--- START ---

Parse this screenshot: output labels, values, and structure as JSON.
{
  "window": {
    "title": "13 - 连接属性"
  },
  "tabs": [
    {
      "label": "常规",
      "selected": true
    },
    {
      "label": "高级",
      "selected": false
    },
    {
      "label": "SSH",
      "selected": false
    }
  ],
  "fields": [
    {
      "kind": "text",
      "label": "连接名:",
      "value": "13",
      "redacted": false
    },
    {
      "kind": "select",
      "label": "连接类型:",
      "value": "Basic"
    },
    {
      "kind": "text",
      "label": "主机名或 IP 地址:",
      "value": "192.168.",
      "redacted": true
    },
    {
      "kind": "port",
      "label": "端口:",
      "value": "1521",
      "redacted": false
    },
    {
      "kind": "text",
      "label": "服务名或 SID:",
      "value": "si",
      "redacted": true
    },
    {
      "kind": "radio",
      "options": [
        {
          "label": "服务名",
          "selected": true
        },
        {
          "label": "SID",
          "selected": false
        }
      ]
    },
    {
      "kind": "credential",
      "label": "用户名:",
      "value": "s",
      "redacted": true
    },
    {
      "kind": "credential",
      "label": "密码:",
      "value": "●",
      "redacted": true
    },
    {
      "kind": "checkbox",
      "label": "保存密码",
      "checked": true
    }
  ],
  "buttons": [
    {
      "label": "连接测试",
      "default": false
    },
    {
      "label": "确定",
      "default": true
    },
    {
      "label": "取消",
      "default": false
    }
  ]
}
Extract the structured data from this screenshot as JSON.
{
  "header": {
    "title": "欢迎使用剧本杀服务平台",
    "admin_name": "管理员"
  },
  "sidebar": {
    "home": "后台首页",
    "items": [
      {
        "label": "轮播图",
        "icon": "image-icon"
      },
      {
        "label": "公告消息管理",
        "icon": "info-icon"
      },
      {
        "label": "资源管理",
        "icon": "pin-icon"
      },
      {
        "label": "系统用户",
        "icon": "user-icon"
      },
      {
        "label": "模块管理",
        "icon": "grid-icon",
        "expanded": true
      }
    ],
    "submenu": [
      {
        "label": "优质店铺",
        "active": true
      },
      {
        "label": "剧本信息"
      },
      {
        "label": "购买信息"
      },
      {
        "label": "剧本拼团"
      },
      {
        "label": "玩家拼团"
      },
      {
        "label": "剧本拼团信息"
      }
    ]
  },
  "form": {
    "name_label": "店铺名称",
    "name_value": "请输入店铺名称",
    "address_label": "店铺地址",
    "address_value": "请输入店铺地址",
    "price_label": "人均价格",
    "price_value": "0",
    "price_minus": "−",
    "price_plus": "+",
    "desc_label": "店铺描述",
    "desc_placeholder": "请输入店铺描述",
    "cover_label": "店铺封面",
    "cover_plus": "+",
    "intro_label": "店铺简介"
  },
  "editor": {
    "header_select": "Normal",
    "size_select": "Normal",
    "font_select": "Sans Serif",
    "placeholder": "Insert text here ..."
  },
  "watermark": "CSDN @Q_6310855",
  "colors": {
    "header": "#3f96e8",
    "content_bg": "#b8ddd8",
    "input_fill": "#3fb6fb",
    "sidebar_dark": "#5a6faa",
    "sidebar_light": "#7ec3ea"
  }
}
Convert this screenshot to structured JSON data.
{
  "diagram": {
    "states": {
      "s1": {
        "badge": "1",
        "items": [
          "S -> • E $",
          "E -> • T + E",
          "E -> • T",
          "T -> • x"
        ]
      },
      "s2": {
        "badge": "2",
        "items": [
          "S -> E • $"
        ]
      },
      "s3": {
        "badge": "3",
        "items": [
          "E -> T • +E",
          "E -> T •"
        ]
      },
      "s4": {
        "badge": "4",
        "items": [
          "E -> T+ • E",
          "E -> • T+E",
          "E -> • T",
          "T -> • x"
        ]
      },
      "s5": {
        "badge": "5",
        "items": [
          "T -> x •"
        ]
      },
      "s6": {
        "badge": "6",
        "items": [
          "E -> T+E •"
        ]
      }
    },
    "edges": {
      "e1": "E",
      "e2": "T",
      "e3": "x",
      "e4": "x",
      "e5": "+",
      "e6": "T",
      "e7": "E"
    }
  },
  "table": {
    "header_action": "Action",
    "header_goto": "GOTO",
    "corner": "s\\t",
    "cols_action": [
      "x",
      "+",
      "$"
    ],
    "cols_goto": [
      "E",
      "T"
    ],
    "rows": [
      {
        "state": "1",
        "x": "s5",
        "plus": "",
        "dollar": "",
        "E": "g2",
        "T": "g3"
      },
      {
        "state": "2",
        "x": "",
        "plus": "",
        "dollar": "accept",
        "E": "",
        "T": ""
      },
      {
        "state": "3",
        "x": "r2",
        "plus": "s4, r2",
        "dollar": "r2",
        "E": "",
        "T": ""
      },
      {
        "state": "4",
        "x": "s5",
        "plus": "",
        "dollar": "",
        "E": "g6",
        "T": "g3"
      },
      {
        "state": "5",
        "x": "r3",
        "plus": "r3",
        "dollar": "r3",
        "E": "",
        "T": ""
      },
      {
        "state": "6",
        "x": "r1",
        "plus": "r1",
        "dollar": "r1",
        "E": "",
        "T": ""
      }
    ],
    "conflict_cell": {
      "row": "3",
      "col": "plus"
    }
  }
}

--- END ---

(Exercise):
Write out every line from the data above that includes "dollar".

(Output for this exercise):
        "dollar": "",
        "dollar": "accept",
        "dollar": "r2",
        "dollar": "",
        "dollar": "r3",
        "dollar": "r1",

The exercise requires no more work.